mark mark - 6 months ago 33
CSS Question

Is it possible to make input fields read-only through CSS?

I know that input elements are made read-only by applying the

readonly
boolean attribute, and being an attribute it is not affected by CSS.

On the other hand, my scenario seems to be a very good fit for CSS, so I was hoping there is some kind of a CSS trick to let me do it. I have a printable version hyperlink on my form. Clicking it displays a ... printable version of the document. It is mostly CSS stuff, my print.css looks like this:

html.print {
width: 8.57in;
}

.print body {
font: 9pt/1.5 Arial, sans-serif;
margin: 0 1in;
overflow: auto;
}

.print #header, .print #footer {
display: none;
}

.print .content {
background-color: white;
overflow: auto;
}

.print .fieldset > div.legend:first-child {
background: white;
}

.print ::-webkit-input-placeholder {
/* WebKit browsers */
color: transparent;
}

.print :-moz-placeholder {
/* Mozilla Firefox 4 to 18 */
color: transparent;
}

.print ::-moz-placeholder {
/* Mozilla Firefox 19+ */
color: transparent;
}

.print :-ms-input-placeholder {
/* Internet Explorer 10+ */
color: transparent;
}

.print .check-mark {
display: inline;
}

.print input[type=checkbox] {
display: none;
}

.print .boolean-false {
display: none;
}


There are also a few javascript pieces, such as:


  • Adding the
    print
    class to the html element
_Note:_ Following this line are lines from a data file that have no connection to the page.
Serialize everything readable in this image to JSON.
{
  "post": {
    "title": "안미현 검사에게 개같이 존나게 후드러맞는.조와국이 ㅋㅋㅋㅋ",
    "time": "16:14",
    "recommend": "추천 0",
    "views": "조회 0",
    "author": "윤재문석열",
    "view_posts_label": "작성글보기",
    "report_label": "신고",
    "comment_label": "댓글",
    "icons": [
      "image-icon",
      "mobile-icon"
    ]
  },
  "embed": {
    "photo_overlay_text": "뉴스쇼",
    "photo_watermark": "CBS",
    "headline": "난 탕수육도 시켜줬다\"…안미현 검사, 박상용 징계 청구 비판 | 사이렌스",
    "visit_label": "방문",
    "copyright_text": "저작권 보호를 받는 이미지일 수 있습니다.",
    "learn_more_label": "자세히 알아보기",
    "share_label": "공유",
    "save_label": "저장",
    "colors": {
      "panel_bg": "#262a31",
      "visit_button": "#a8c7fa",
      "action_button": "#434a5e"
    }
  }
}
  • Displaying tables without scroll bars

  • A few other minor things, like hiding any popup overlays.



My current problem is input fields. They should be read-only, however, I have no idea how to do it with minimum changes to the code. CSS could be a perfect solution.

Any ideas?

Answer

With CSS only? This is sort of possible on text inputs by using user-select:none:

.print {
  -webkit-user-select: none;
  -moz-user-select: none;
  -ms-user-select: none;
  user-select: none;          
}

JSFiddle example.

It's well worth noting that this will not work in browsers which do not support CSS3 or support the user-select property. The readonly property should be ideally given to the input markup you wish to be made readonly, but this does work as a hacky CSS alternative.

With JavaScript:

document.getElementById("myReadonlyInput").setAttribute("readonly", "true");

Edit: The CSS method no longer works in Chrome (29). The -webkit-user-select property now appears to be ignored on input elements.